Experimental Archaeologists Test Past by Making It Real Part.2


ARC 100  :  Introduction à l’Archéologie  /  Introduction to Archaeology

          ARC 101  :  Les grandes découvertes archéologiques

          ARC 102  :  Histoire de l’Archéologie / The history of Archaeology





Image: Metin Eren/Quaternary International

A Stone Age Without Stone

Stone tools became steadily more sophisticated as the Stone Age progressed, but not in southeast Asia. Stone tools there remained relatively primitive, lacking the innovation and diversity seen in other regions.

One explanation for this aberration is that southeast Asia was a cultural backwater, geographically isolated from developments elsewhere. Another is the so-called bamboo hypothesis, which holds that only a few simple flakes of stone were needed to carve complex tools from bamboo.

To test whether this was possible, University of Exeter archaeology student Metin Eren, who in other research has tested Neanderthal tools, tried his hand at shaping bamboo with stones from a river in southeast China. The first attempts ended with Eren's group seeking help from a local farmer, but soon they learned to make sharp bamboo knives.



Image: Examples of cut marks produced by experimental removal of flesh from chicken and sheep bones. (Manuel Domínguez-Rodrigo /Journal of Archaeological Science)

The First Tools? Not Quite

Late in 2010, paleontologists reported finding 3.5 million year-old animal bones scarred by stone scrape marks. If their interpretation was correct, it would move back the date on hominid tool use by almost one million years, into the time of Lucy and Australopithecus afarensis. It would also refute the notion that eating meat fueled the evolution of large, modern human brains.

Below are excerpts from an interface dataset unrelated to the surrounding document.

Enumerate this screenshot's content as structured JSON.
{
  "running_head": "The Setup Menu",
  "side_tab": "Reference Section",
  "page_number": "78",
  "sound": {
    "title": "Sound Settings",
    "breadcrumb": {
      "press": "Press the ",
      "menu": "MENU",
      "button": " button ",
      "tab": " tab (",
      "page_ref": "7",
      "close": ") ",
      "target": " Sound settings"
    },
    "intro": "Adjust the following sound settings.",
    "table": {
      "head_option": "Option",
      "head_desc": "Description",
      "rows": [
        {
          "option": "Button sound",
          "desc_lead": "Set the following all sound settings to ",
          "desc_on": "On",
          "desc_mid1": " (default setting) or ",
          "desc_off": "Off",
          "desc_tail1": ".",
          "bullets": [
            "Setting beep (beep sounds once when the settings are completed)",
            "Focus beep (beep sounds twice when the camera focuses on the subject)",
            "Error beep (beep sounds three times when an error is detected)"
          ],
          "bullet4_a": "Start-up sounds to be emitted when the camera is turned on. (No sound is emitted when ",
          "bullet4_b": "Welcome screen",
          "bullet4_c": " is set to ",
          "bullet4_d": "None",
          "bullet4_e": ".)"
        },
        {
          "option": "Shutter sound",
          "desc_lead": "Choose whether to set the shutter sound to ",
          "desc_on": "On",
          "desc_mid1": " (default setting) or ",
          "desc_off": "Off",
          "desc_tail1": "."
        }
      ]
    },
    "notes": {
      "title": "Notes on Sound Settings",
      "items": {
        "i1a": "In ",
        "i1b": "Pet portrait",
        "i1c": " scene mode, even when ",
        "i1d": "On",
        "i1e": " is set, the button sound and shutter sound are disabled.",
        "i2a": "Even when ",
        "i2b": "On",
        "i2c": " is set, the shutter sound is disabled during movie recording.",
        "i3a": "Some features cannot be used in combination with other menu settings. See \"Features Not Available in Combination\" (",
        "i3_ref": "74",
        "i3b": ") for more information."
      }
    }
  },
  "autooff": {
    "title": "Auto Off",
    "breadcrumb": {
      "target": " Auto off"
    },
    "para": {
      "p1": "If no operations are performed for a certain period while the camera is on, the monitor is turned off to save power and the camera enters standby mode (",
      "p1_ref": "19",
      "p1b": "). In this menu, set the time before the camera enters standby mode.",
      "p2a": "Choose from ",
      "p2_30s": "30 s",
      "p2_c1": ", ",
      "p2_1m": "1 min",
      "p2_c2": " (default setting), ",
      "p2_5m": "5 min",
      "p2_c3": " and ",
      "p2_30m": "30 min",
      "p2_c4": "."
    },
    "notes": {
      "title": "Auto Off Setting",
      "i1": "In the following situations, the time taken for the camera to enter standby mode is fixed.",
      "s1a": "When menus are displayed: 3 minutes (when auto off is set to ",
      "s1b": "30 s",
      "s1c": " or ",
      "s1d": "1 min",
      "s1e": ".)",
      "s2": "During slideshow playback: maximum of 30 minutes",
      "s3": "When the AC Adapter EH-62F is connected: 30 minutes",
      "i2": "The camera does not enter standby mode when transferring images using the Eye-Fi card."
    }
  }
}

The marks were hard to see, however, and some anthropologists were skeptical. In a March Journal of Archaeological Science study, researchers used sharp rocks to scrape flesh from the bones of chicken and sheep. The resulting marks looked little like those found on the 3.5 million year-old bones, which are now suspected to be have been caused by natural weathering.



Image: Journal of Archaeological Science

Life in a Sami Hut

To survive in the icy Arctic, where temperatures stay below zero degrees Fahrenheit for months on end, the nomadic Sami people of northern Scandinavia traditionally heated tiny huts with fires made from birch wood.

To understand what that was like, Swedish archaeologist Lars Liedgren built a traditional hut and lived inside, burning only what he could cut with a replica Viking hand-axe and transport by sled.

A few hours of cutting provided enough fuel to keep the air comparatively balmy a day and a night. The smoke was annoying at first, wrote Liedgren in the Journal of Archaeological Science, but air inside ancient Sami huts would have met federal United States standards of indoor air quality.

Image: William Murphy/Flickr

A Viking Voyage

After the recovery of a 100 foot-long Viking warship in 1957, it was only a matter of time before somebody built a replica and sailed it. This was done to great publicity in 2007, when 65 men and women piloted a reconstruction on a 1,000 mile voyage from Denmark to Dublin, Ireland.

The ostensible purpose of the trip was a scientific investigation into Viking seafaring, but it was as much a voyage of imagination: What was it like to cross the ferocious North Sea in a longboat? Would modern people be tough enough?

The crew arrived safely, crossing the sea in seven weeks. Unlike the Vikings, they were greeted by cheering crowds.